This CD contains a 29-page report conducted by undergraduate researchers at Utah State University during 2010 and 2011 under the direction of Dr. James P. Evans. It includes data collected from hot springs in northern Utah and southeastern Idaho, including location, temperature, acidity, salinity, cation concentrations, and maximum reservoir temperature estimates acquired through the application of several cation geothermometers.



The Colorado Plateau is a geological wonderland that encompasses 130,000 square miles (337,000 square kilometers) centered around the Four Corners area of the American West and within the states of Colorado, New Mexico, Arizona and Utah. It ranges in elevation from slightly over 2,000 feet (600 meters) along the Colorado River in the Grand Canyon to over 12,000 feet (3,660 meters) in the Henry and La Sal Mountains of southeastern Utah. More than 90 percent of the plateau lands are drained by the Colorado River and its major tributaries, the Little Colorado, the San Juan and the Green rivers.


Notch Peak National Natural Landmark, House Range, Millard County, Utah
Photographer: Matt Affolter

Cambrian- to Ordovician-aged carbonate rocks (limestone and dolomite) make up Notch Peak, where a 2,200-foot cliff (possibly the tallest carbonate cliff in North America) leads to a deep canyon on the west side of the peak.

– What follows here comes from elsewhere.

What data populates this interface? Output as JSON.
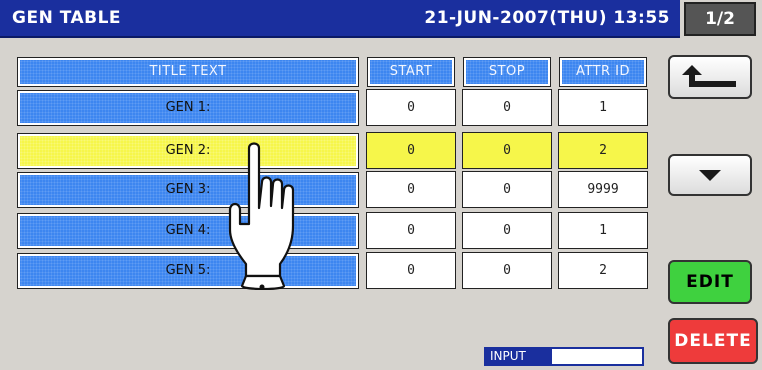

Pink, Jurassic-aged granite is exposed at the foot of the mountain, and scattered deposits of white, clayey marl deposited in Lake Bonneville during the late Pleistocene are present on the valley floor.

Near Moab, Grand County, Utah
Photographer: Carole McCalla

During Jurassic time, a sauropod walked across mud, sinking deeply into it. The footprints can be seen preserved in the rock near Moab in Grand County. BLM interpretive site.

Long ago, when the Earth had only one continent and one ocean, an earthquake rippled through western North America’s great sand sea. The early Jurassic earthquake left its mark in the vast dunes that now form the famous red cliffs of Zion National Park in Utah, a new study finds.


Kirsten Bahr spent much of her summer enduring near-freezing temperatures, visiting the site of an ancient sea, and squeezing through rock passages that twisted and plunged deep into the earth. All without leaving Cache County.


Torrential rains caused a major mudslide in Alpine just before midnight on Thursday, putting 18 inches of mud into the basement of one home. Kaitlyn Dix was home alone around 11:30 p.m. on Thursday when tragedy was compounded by hardship. She had just gotten a call from her mother, Dixie Dix, saying that her grandmother had died. Within five minutes, the mudslide swept through the yard, breaking through a bathroom window and inundating the basement. Firefighters arrived on the doorstep just as her sister, Nicole, arrived home from a concert, and the women were told they had “30 seconds” to evacuate. They spent the night at a neighbor’s home.


Hanksville-Burpee Quarry, Wayne County, Utah
Photographer: James I. Kirkland

Not a logjam, but a “legjam” of dinosaur bones left in a channel of Jurassic-aged river is being excavated at the Hanksville-Burpee Quarry in Wayne County. BLM interpretive site.